------ Task inputs

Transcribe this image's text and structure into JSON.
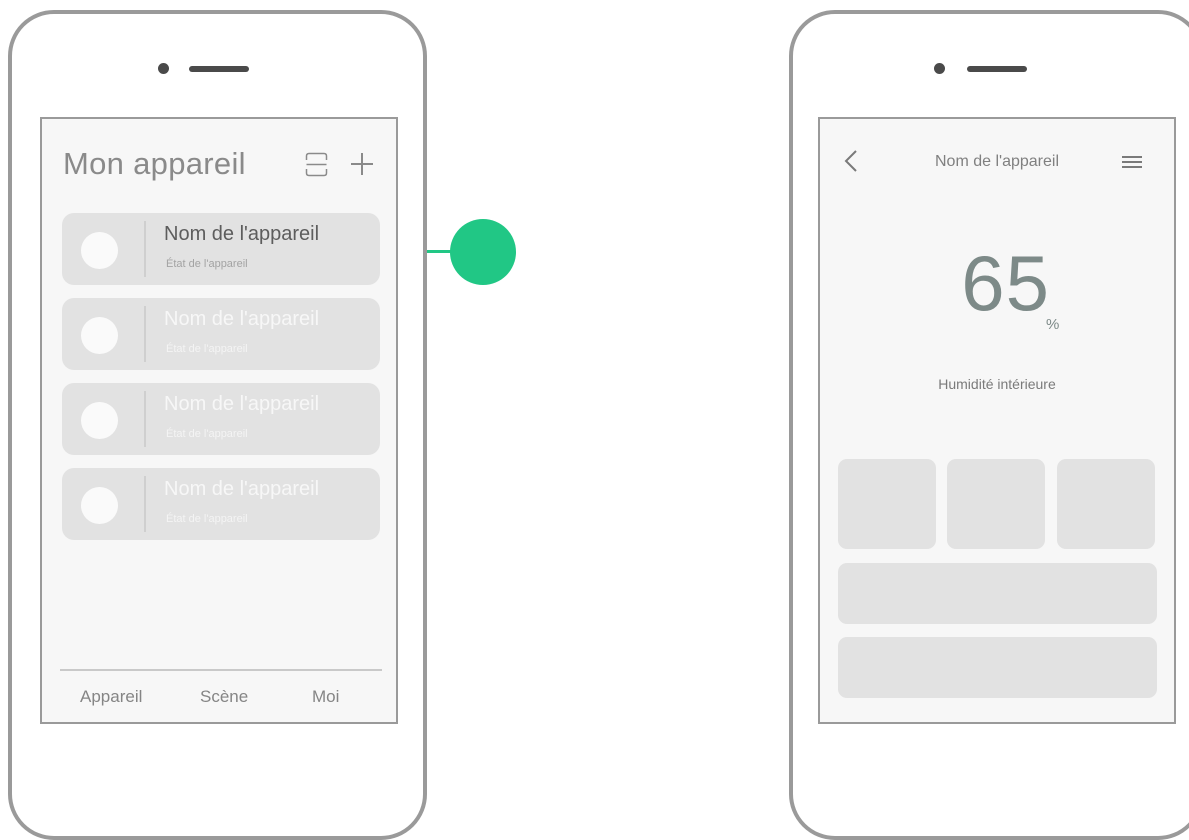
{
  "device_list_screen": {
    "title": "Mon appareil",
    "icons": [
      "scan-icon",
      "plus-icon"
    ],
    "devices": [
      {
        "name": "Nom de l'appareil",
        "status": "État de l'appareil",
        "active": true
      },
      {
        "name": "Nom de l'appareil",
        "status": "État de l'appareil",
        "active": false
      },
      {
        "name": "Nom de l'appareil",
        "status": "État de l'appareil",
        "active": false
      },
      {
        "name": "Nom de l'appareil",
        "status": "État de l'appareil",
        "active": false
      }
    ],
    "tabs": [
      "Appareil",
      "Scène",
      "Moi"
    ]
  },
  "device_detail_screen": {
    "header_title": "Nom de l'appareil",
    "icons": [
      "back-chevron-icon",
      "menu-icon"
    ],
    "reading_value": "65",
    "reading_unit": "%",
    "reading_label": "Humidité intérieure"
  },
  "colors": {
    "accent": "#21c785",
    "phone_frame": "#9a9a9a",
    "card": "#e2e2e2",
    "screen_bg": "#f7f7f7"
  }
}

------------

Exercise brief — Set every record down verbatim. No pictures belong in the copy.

Response to this exercise —
Transcribe this image's text and structure into JSON.
{
  "device_list_screen": {
    "title": "Mon appareil",
    "icons": [
      "scan-icon",
      "plus-icon"
    ],
    "devices": [
      {
        "name": "Nom de l'appareil",
        "status": "État de l'appareil",
        "active": true
      },
      {
        "name": "Nom de l'appareil",
        "status": "État de l'appareil",
        "active": false
      },
      {
        "name": "Nom de l'appareil",
        "status": "État de l'appareil",
        "active": false
      },
      {
        "name": "Nom de l'appareil",
        "status": "État de l'appareil",
        "active": false
      }
    ],
    "tabs": [
      "Appareil",
      "Scène",
      "Moi"
    ]
  },
  "device_detail_screen": {
    "header_title": "Nom de l'appareil",
    "icons": [
      "back-chevron-icon",
      "menu-icon"
    ],
    "reading_value": "65",
    "reading_unit": "%",
    "reading_label": "Humidité intérieure"
  },
  "colors": {
    "accent": "#21c785",
    "phone_frame": "#9a9a9a",
    "card": "#e2e2e2",
    "screen_bg": "#f7f7f7"
  }
}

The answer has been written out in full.